WORK TO COMPLETE:
Leave the pictures out and print every record below exactly as it stands.
### PROVIDED MATERIAL
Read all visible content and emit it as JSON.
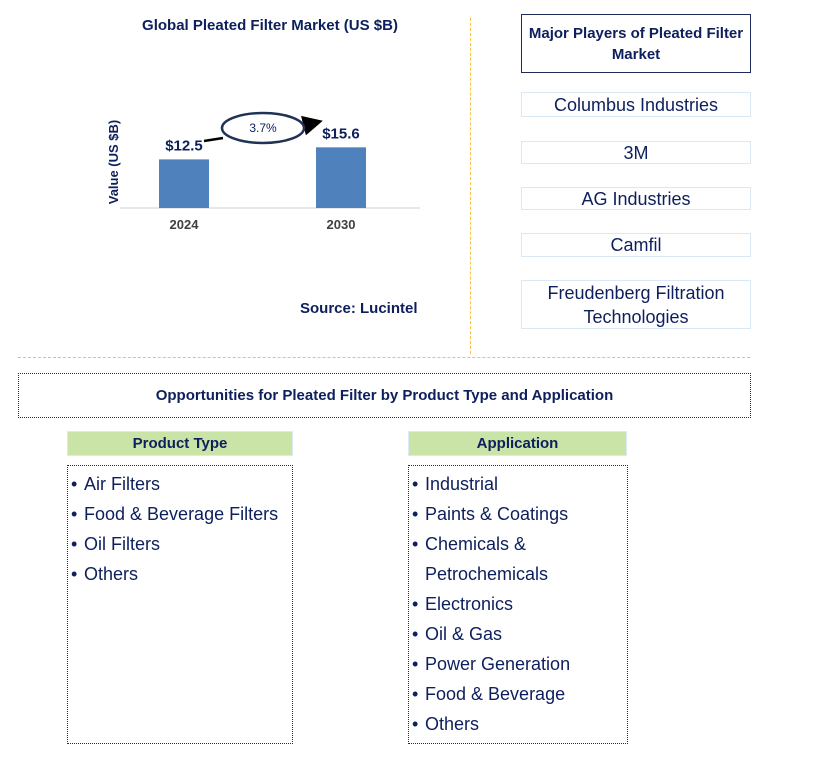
{
  "chart_data": {
    "type": "bar",
    "title": "Global Pleated Filter Market (US $B)",
    "xlabel": "",
    "ylabel": "Value (US $B)",
    "categories": [
      "2024",
      "2030"
    ],
    "values": [
      12.5,
      15.6
    ],
    "data_labels": [
      "$12.5",
      "$15.6"
    ],
    "ylim": [
      0,
      18
    ],
    "grid": false,
    "bar_color": "#4f81bd",
    "annotation": {
      "text": "3.7%",
      "meaning": "CAGR 2024-2030"
    }
  },
  "source": "Source: Lucintel",
  "players": {
    "title": "Major Players of Pleated Filter Market",
    "items": [
      "Columbus Industries",
      "3M",
      "AG Industries",
      "Camfil",
      "Freudenberg Filtration Technologies"
    ]
  },
  "opportunities": {
    "title": "Opportunities for Pleated Filter by Product Type and Application",
    "product_type": {
      "heading": "Product Type",
      "items": [
        "Air Filters",
        "Food & Beverage Filters",
        "Oil Filters",
        "Others"
      ]
    },
    "application": {
      "heading": "Application",
      "items": [
        "Industrial",
        "Paints & Coatings",
        "Chemicals &",
        "Petrochemicals",
        "Electronics",
        "Oil & Gas",
        "Power Generation",
        "Food & Beverage",
        "Others"
      ]
    }
  },
  "colors": {
    "text": "#0d1f5c",
    "bar": "#4f81bd",
    "divider": "#f5c242",
    "header_fill": "#c9e4a6"
  }
}
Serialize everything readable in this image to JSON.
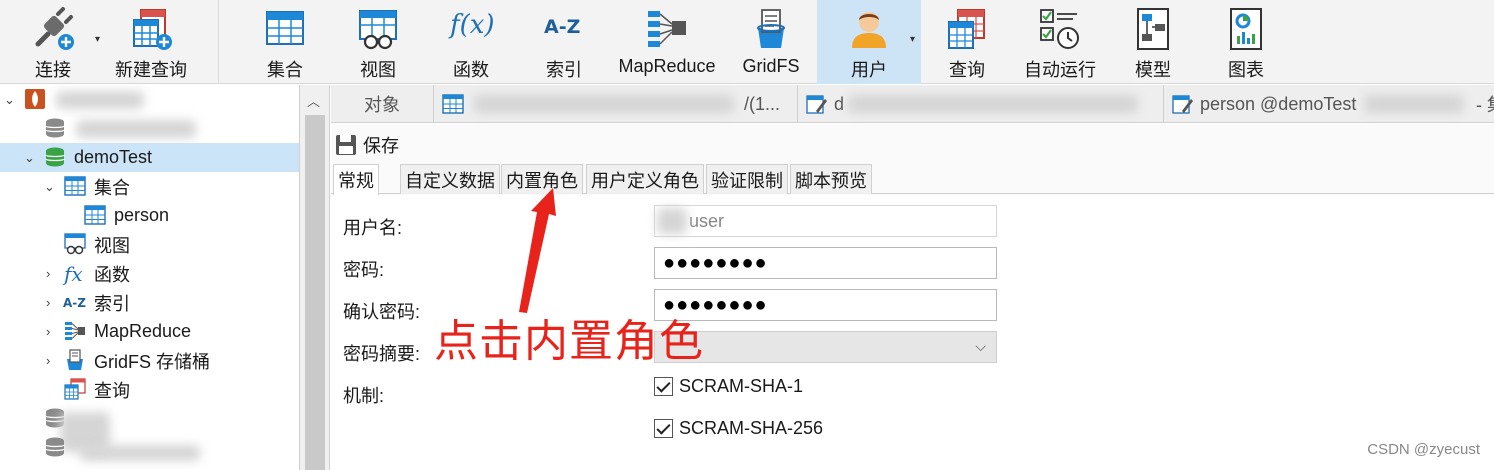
{
  "toolbar": {
    "buttons": [
      {
        "label": "连接",
        "icon": "plug-icon"
      },
      {
        "label": "新建查询",
        "icon": "new-query-icon"
      },
      {
        "label": "集合",
        "icon": "table-icon"
      },
      {
        "label": "视图",
        "icon": "view-icon"
      },
      {
        "label": "函数",
        "icon": "function-icon",
        "glyph": "f(x)"
      },
      {
        "label": "索引",
        "icon": "index-icon",
        "glyph": "A-Z"
      },
      {
        "label": "MapReduce",
        "icon": "mapreduce-icon"
      },
      {
        "label": "GridFS",
        "icon": "gridfs-icon"
      },
      {
        "label": "用户",
        "icon": "user-icon",
        "active": true
      },
      {
        "label": "查询",
        "icon": "query-icon"
      },
      {
        "label": "自动运行",
        "icon": "automation-icon"
      },
      {
        "label": "模型",
        "icon": "model-icon"
      },
      {
        "label": "图表",
        "icon": "chart-icon"
      }
    ]
  },
  "nav": {
    "items": [
      {
        "label": "demoTest",
        "icon": "database-icon",
        "selected": true
      },
      {
        "label": "集合",
        "icon": "table-icon"
      },
      {
        "label": "person",
        "icon": "table-icon"
      },
      {
        "label": "视图",
        "icon": "view-icon"
      },
      {
        "label": "函数",
        "icon": "function-icon",
        "glyph": "fx"
      },
      {
        "label": "索引",
        "icon": "index-icon",
        "glyph": "A-Z"
      },
      {
        "label": "MapReduce",
        "icon": "mapreduce-icon"
      },
      {
        "label": "GridFS 存储桶",
        "icon": "gridfs-icon"
      },
      {
        "label": "查询",
        "icon": "query-icon"
      }
    ]
  },
  "doctabs": {
    "objects_label": "对象",
    "tab1_suffix": "/(1...",
    "tab2_prefix": "d",
    "tab3_label": "person @demoTest",
    "tab3_suffix": "- 集"
  },
  "editor": {
    "save_label": "保存",
    "tabs": [
      "常规",
      "自定义数据",
      "内置角色",
      "用户定义角色",
      "验证限制",
      "脚本预览"
    ],
    "active_tab": "常规",
    "form": {
      "username_label": "用户名:",
      "username_value": "user",
      "password_label": "密码:",
      "password_value": "●●●●●●●●",
      "confirm_label": "确认密码:",
      "confirm_value": "●●●●●●●●",
      "digest_label": "密码摘要:",
      "mechanism_label": "机制:",
      "mechanisms": [
        {
          "label": "SCRAM-SHA-1",
          "checked": true
        },
        {
          "label": "SCRAM-SHA-256",
          "checked": true
        }
      ]
    }
  },
  "annotation": {
    "text": "点击内置角色",
    "color": "#e8231b"
  },
  "watermark": "CSDN @zyecust",
  "colors": {
    "accent": "#1e88d8",
    "selection": "#cce4f7",
    "db_green": "#3aa346"
  }
}
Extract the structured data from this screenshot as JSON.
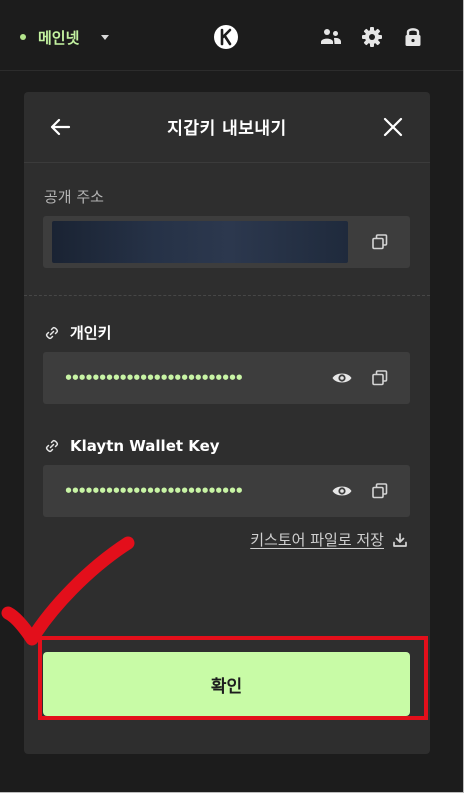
{
  "network": {
    "label": "메인넷",
    "dot_color": "#b4e58c"
  },
  "header_icons": [
    "logo-icon",
    "accounts-icon",
    "gear-icon",
    "lock-icon"
  ],
  "panel": {
    "title": "지갑키 내보내기",
    "public_address": {
      "label": "공개 주소",
      "value_hidden": true
    },
    "private_key": {
      "label": "개인키",
      "masked_value": "••••••••••••••••••••••••••"
    },
    "wallet_key": {
      "label": "Klaytn Wallet Key",
      "masked_value": "••••••••••••••••••••••••••"
    },
    "keystore_link": "키스토어 파일로 저장",
    "confirm_label": "확인"
  },
  "colors": {
    "accent": "#c8fba6",
    "highlight": "#e30f1b",
    "background": "#1c1c1c",
    "panel": "#2e2e2e"
  }
}
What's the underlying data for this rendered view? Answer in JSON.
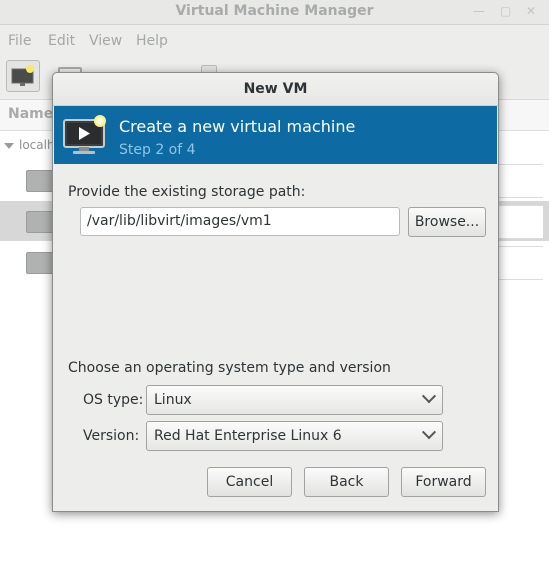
{
  "main_window": {
    "title": "Virtual Machine Manager",
    "menu": [
      "File",
      "Edit",
      "View",
      "Help"
    ],
    "column_name": "Name",
    "host": "localh"
  },
  "dialog": {
    "title": "New VM",
    "banner": {
      "title": "Create a new virtual machine",
      "step": "Step 2 of 4",
      "icon": "monitor-play-icon"
    },
    "storage_label": "Provide the existing storage path:",
    "storage_path": "/var/lib/libvirt/images/vm1",
    "browse_button": "Browse...",
    "os_section_label": "Choose an operating system type and version",
    "os_type_label": "OS type:",
    "os_type_value": "Linux",
    "version_label": "Version:",
    "version_value": "Red Hat Enterprise Linux 6",
    "buttons": {
      "cancel": "Cancel",
      "back": "Back",
      "forward": "Forward"
    }
  },
  "colors": {
    "banner": "#0d6aa3",
    "banner_step": "#8ec5ea"
  }
}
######
ANSWER BELOW:
Read all visible content and emit it as JSON.
{
  "chart_data": {
    "type": "bar",
    "title": "Global Pleated Filter Market (US $B)",
    "xlabel": "",
    "ylabel": "Value (US $B)",
    "categories": [
      "2024",
      "2030"
    ],
    "values": [
      12.5,
      15.6
    ],
    "data_labels": [
      "$12.5",
      "$15.6"
    ],
    "ylim": [
      0,
      18
    ],
    "grid": false,
    "bar_color": "#4f81bd",
    "annotation": {
      "text": "3.7%",
      "meaning": "CAGR 2024-2030"
    }
  },
  "source": "Source: Lucintel",
  "players": {
    "title": "Major Players of Pleated Filter Market",
    "items": [
      "Columbus Industries",
      "3M",
      "AG Industries",
      "Camfil",
      "Freudenberg Filtration Technologies"
    ]
  },
  "opportunities": {
    "title": "Opportunities for Pleated Filter by Product Type and Application",
    "product_type": {
      "heading": "Product Type",
      "items": [
        "Air Filters",
        "Food & Beverage Filters",
        "Oil Filters",
        "Others"
      ]
    },
    "application": {
      "heading": "Application",
      "items": [
        "Industrial",
        "Paints & Coatings",
        "Chemicals &",
        "Petrochemicals",
        "Electronics",
        "Oil & Gas",
        "Power Generation",
        "Food & Beverage",
        "Others"
      ]
    }
  },
  "colors": {
    "text": "#0d1f5c",
    "bar": "#4f81bd",
    "divider": "#f5c242",
    "header_fill": "#c9e4a6"
  }
}
Serialize everything readable in this image to JSON.
{
  "toolbar": {
    "buttons": [
      {
        "label": "连接",
        "icon": "plug-icon"
      },
      {
        "label": "新建查询",
        "icon": "new-query-icon"
      },
      {
        "label": "集合",
        "icon": "table-icon"
      },
      {
        "label": "视图",
        "icon": "view-icon"
      },
      {
        "label": "函数",
        "icon": "function-icon",
        "glyph": "f(x)"
      },
      {
        "label": "索引",
        "icon": "index-icon",
        "glyph": "A-Z"
      },
      {
        "label": "MapReduce",
        "icon": "mapreduce-icon"
      },
      {
        "label": "GridFS",
        "icon": "gridfs-icon"
      },
      {
        "label": "用户",
        "icon": "user-icon",
        "active": true
      },
      {
        "label": "查询",
        "icon": "query-icon"
      },
      {
        "label": "自动运行",
        "icon": "automation-icon"
      },
      {
        "label": "模型",
        "icon": "model-icon"
      },
      {
        "label": "图表",
        "icon": "chart-icon"
      }
    ]
  },
  "nav": {
    "items": [
      {
        "label": "demoTest",
        "icon": "database-icon",
        "selected": true
      },
      {
        "label": "集合",
        "icon": "table-icon"
      },
      {
        "label": "person",
        "icon": "table-icon"
      },
      {
        "label": "视图",
        "icon": "view-icon"
      },
      {
        "label": "函数",
        "icon": "function-icon",
        "glyph": "fx"
      },
      {
        "label": "索引",
        "icon": "index-icon",
        "glyph": "A-Z"
      },
      {
        "label": "MapReduce",
        "icon": "mapreduce-icon"
      },
      {
        "label": "GridFS 存储桶",
        "icon": "gridfs-icon"
      },
      {
        "label": "查询",
        "icon": "query-icon"
      }
    ]
  },
  "doctabs": {
    "objects_label": "对象",
    "tab1_suffix": "/(1...",
    "tab2_prefix": "d",
    "tab3_label": "person @demoTest",
    "tab3_suffix": "- 集"
  },
  "editor": {
    "save_label": "保存",
    "tabs": [
      "常规",
      "自定义数据",
      "内置角色",
      "用户定义角色",
      "验证限制",
      "脚本预览"
    ],
    "active_tab": "常规",
    "form": {
      "username_label": "用户名:",
      "username_value": "user",
      "password_label": "密码:",
      "password_value": "●●●●●●●●",
      "confirm_label": "确认密码:",
      "confirm_value": "●●●●●●●●",
      "digest_label": "密码摘要:",
      "mechanism_label": "机制:",
      "mechanisms": [
        {
          "label": "SCRAM-SHA-1",
          "checked": true
        },
        {
          "label": "SCRAM-SHA-256",
          "checked": true
        }
      ]
    }
  },
  "annotation": {
    "text": "点击内置角色",
    "color": "#e8231b"
  },
  "watermark": "CSDN @zyecust",
  "colors": {
    "accent": "#1e88d8",
    "selection": "#cce4f7",
    "db_green": "#3aa346"
  }
}
Extract the structured data from this screenshot as JSON.
{
  "network": {
    "label": "메인넷",
    "dot_color": "#b4e58c"
  },
  "header_icons": [
    "logo-icon",
    "accounts-icon",
    "gear-icon",
    "lock-icon"
  ],
  "panel": {
    "title": "지갑키 내보내기",
    "public_address": {
      "label": "공개 주소",
      "value_hidden": true
    },
    "private_key": {
      "label": "개인키",
      "masked_value": "••••••••••••••••••••••••••"
    },
    "wallet_key": {
      "label": "Klaytn Wallet Key",
      "masked_value": "••••••••••••••••••••••••••"
    },
    "keystore_link": "키스토어 파일로 저장",
    "confirm_label": "확인"
  },
  "colors": {
    "accent": "#c8fba6",
    "highlight": "#e30f1b",
    "background": "#1c1c1c",
    "panel": "#2e2e2e"
  }
}
What's the underlying data for this rendered view? Answer in JSON.
{
  "main_window": {
    "title": "Virtual Machine Manager",
    "menu": [
      "File",
      "Edit",
      "View",
      "Help"
    ],
    "column_name": "Name",
    "host": "localh"
  },
  "dialog": {
    "title": "New VM",
    "banner": {
      "title": "Create a new virtual machine",
      "step": "Step 2 of 4",
      "icon": "monitor-play-icon"
    },
    "storage_label": "Provide the existing storage path:",
    "storage_path": "/var/lib/libvirt/images/vm1",
    "browse_button": "Browse...",
    "os_section_label": "Choose an operating system type and version",
    "os_type_label": "OS type:",
    "os_type_value": "Linux",
    "version_label": "Version:",
    "version_value": "Red Hat Enterprise Linux 6",
    "buttons": {
      "cancel": "Cancel",
      "back": "Back",
      "forward": "Forward"
    }
  },
  "colors": {
    "banner": "#0d6aa3",
    "banner_step": "#8ec5ea"
  }
}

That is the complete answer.